Monthly Archives: January 2008

Who is Barack Obama and Hilary’s first tear

edwards family

One of the things I was really interested to blog about this year was the upcoming US election from the British media perspective and the soap opera drama certainly to insue…and no one has been disappointed.  But i have to say i was sad today when Jonathan Edwards dropped out of the running.  I have a great memory of seeing his speech for the 2004 election while spending time with my family up at Lake Chautauqua in New York state.  I like him.  He seems down to earth, to point and smiling doesn’t seem to come so easy.  It’s true what people say in that most folk here have a basic knowledge of the campaign.  I even had to explain to someone why Huckabee was in a commercial with Chuck Norris.  Most people although have little clue about the Republican candidates beside the random quip about the ‘mormon’ candidate and what do american’s think about mormons anyway?  They are curious to know if I’m going to vote for Obama or Hilary though!  (notice the assumption).  Although Obama probably.   

Othello to boot!

Well, it was a great holiday and to finish things off with a bang keith and I got up a little after 6 in the morning and stood in line for three hours to get standing tix to see Othello at the Donmar Warehouse Theater in Covent Garden. For only £7.50 we got to see some stellar shakespeare starring Chiwetel Ejiofor and Ewan McGregor. This was definitely some of the best and most moving theatre i have seen to date. WOW!!!

Beneath the Eiffel Tower

So, sometimes this blog feels a bit surreal. Writing about living and traveling in Europe. Here’s a bit of proof for friends and family back home that I actually was in Paris. (Sweet backdrop huh!)

A tromp about Paris

Keith and I spent one day in paris last weekend. We got up at about 6am, hopped on the Eurostar, and blasted into paris about 10am their time. Spent the day running around visiting churches and museums and rocketed back to London around 11pm. We made short visits to Musee d’Orsay, Musee Moyen, Sainte-Chapelle palace chapel, the Arc de Triomphe and the Champs-Élyséese, the Eiffel Tower, and a wonderful market nearby on Rue Cler…where we finished the evening at the picturesque Café du Marché. What a day. Paris is a wonderful and laid back city, which must explain why I couldn’t find anyplace to get a coffee to go!

The leaning tower of Eiffel

I took this pic at sunset in paris last weekend. You should really go read the story behind the tower if you don’t know the history.  it’s fascinating.

Scottish-American Civil War Memorial

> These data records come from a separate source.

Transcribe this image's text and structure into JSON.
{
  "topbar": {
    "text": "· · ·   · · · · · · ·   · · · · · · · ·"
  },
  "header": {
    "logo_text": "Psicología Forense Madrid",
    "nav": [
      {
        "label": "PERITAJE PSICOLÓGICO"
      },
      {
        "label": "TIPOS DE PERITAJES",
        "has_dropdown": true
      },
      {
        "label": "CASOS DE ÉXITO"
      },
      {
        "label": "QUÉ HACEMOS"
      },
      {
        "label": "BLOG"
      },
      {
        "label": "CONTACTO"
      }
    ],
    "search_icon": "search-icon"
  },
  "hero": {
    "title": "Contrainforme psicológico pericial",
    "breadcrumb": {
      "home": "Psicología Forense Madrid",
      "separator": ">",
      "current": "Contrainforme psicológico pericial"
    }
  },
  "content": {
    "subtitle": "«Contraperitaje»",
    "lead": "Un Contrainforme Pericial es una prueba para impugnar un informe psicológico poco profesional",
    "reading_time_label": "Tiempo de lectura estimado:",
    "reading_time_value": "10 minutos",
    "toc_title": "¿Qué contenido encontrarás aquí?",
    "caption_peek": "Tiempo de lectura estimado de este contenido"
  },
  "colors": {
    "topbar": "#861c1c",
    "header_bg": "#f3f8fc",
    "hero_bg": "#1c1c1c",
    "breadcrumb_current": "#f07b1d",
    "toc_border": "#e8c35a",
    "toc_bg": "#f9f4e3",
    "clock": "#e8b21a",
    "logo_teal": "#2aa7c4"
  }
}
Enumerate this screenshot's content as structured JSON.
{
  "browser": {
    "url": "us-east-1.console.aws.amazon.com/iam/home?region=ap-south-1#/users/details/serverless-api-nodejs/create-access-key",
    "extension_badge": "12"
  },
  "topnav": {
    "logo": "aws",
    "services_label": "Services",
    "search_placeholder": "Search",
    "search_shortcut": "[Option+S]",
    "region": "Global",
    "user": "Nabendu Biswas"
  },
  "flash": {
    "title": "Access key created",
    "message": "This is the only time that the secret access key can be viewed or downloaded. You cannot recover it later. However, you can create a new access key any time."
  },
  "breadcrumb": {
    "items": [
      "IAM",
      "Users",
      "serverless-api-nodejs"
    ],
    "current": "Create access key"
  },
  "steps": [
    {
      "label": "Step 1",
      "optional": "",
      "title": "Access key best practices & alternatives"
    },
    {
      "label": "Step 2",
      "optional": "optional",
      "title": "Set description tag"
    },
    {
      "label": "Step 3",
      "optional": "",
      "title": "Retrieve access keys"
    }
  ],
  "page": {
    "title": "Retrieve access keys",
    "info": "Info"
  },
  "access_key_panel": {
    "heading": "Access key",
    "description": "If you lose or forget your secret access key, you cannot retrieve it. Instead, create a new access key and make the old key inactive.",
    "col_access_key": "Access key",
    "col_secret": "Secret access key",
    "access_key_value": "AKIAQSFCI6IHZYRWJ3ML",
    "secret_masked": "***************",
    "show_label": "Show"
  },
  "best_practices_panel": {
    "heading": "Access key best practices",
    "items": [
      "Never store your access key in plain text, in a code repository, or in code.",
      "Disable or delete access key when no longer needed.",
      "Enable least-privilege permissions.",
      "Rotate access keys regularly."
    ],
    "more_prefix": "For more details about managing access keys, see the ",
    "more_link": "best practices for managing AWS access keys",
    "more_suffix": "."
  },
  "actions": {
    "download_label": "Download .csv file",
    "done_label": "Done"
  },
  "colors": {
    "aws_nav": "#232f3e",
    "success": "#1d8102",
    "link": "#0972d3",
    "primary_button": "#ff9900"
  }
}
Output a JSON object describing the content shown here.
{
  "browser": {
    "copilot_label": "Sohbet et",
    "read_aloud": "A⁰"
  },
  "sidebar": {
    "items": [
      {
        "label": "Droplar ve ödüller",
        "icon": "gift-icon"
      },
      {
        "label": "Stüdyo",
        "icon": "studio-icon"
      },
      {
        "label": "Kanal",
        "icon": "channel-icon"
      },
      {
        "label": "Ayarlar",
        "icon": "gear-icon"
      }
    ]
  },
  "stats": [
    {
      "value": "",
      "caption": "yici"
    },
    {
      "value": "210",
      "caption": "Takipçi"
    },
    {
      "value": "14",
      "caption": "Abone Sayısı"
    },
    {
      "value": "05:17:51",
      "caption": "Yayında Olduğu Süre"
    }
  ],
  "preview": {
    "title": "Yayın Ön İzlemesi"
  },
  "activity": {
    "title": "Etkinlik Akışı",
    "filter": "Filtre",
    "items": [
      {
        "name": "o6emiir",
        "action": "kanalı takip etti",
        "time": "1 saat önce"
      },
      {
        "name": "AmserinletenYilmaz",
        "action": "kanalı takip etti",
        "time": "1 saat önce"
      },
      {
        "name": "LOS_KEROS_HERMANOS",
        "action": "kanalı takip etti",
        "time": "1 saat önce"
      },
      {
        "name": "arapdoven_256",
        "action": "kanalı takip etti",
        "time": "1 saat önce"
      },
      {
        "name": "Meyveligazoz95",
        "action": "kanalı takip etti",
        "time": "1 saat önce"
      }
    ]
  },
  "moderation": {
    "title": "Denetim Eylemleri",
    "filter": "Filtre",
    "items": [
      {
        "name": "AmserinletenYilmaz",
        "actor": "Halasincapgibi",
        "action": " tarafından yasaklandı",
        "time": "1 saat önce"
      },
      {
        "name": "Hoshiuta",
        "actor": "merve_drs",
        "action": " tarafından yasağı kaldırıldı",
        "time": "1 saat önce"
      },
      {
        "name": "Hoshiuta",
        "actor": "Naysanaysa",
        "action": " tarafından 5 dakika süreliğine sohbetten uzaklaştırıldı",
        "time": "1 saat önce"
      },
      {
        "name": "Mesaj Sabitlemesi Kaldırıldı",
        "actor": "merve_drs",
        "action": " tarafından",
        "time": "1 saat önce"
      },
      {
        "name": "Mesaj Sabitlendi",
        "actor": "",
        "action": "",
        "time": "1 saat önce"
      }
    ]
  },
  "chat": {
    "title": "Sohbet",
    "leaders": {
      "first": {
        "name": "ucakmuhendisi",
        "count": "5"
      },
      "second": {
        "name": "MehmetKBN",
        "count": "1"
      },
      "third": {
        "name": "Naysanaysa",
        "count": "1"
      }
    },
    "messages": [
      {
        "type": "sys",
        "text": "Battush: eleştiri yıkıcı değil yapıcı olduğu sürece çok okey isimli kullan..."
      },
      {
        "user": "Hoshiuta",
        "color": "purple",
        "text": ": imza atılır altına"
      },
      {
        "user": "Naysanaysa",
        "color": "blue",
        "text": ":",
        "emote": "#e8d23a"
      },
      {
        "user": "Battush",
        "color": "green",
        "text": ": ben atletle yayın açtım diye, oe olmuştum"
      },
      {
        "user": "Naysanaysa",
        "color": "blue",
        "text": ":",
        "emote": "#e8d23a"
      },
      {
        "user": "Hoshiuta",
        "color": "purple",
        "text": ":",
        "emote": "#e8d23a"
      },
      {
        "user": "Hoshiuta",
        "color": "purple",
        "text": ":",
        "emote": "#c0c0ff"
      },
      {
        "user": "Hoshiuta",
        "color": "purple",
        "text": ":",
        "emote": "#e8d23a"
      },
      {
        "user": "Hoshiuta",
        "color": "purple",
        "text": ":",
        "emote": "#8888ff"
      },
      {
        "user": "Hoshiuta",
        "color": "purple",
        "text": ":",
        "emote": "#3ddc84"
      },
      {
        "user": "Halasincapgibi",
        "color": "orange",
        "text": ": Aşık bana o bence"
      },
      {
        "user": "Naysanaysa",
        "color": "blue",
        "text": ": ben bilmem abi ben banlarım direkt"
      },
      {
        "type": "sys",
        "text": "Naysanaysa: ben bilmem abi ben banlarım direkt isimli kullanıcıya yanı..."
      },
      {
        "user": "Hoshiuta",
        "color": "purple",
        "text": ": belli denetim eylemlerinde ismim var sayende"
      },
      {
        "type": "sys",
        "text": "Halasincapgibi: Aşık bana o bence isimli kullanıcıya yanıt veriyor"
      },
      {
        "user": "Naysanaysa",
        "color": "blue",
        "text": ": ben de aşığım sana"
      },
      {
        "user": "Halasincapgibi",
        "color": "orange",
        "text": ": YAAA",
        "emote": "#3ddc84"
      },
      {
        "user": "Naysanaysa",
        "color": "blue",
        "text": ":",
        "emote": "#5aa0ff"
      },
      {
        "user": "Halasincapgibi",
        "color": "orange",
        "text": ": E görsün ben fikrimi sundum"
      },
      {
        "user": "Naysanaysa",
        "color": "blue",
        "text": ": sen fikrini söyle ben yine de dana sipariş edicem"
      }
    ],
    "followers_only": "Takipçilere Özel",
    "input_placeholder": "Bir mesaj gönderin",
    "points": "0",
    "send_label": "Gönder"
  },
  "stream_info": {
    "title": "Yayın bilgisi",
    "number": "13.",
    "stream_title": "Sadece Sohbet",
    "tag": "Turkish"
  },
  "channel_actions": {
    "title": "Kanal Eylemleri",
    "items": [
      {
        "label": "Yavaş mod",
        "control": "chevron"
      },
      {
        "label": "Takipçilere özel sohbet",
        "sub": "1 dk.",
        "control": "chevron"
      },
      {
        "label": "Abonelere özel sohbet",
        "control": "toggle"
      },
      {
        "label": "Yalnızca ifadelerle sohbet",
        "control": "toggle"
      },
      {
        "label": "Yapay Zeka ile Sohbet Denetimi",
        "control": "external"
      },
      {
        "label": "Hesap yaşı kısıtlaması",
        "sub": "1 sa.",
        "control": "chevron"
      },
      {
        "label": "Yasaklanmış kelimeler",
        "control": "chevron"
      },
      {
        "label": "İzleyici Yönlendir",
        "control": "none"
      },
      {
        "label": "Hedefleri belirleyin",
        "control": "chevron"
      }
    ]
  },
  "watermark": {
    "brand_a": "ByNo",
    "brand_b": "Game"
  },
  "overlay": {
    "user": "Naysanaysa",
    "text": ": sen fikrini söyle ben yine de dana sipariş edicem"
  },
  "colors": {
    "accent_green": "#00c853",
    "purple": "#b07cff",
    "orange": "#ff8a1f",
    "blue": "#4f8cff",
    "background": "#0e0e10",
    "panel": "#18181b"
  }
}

This is really interesting story.***************************************************************************Edinburgh’s Scottish-American MemorialJohn McLean emigrated to America from Scotland as a young man and settled in Chicago. At the outbreak of the Civil War, he enlisted as private in the 65th Illinois Volunteer Infantry. By the end of the war he had risen to the rank of Sergeant-Major, but his health was broken. Returning to Scotland, he married and soon had a family of three children. The times were difficult, his health was poor, and the family was never properly supported. When he died he was buried in a pauper’s grave.In 1890, his widow approached Wallace Bruce, U. S. Consul in Edinburgh, for help in getting his pension. Bruce, a sensitive man best known for his poetry, was appalled to learn that John McLean was buried in a potter’s field.Returning to the United States, he began to raise money for a proposed memorial. Donations came from such men as Waldorf Astor, Andrew Carnegie, Cornelius Vanderbilt, William Rockefeller and J. Pierpont Morgan. The Illinois Saint Andrew Society made its contribution through Robert Clark, Jr., President.The monument was dedicated on August 21, 1893. It was a rainy, windy day. The Argyll and Sutherland Highlanders marched from the Castle to Waterloo Place at the east end of Princes Street. This Guard of Honor numbered 250 persons. It was to be an impressive ceremony in spite of the inclement weather.The monument was draped in the Union Jack, the Scottish Standard and the Stars and Stripes. Around the platform was an edging of heather. The highest officials from Edinburgh were present including the Lord Provost. Many American veterans from both sides of the war were in attendance.Mr. Lincoln stands life-size on a large pedestal with a freed black slave kneeling at his feet. Carved in Aberdeen granite are the words of Lincoln, “To preserve the jewel of liberty in the framework of freedom.”

The Scott Monument, Edinburgh

Sir Walter Scott, 1st Baronet (15 August 1771 – 21 September 1832) was a prolific Scottish historical novelist and poet popular throughout Europe during his time.In some ways Scott was the first author to have a truly international career in his lifetime, with many contemporary readers all over Europe, Australia, and North America. His novels and poetry are still read, and many of his works remain classics of both English-language literature and of Scottish literature. Famous titles include Ivanhoe, Rob Roy, The Lady of the Lake, Waverley and The Heart of Midlothian. (thanks Wikipedia!)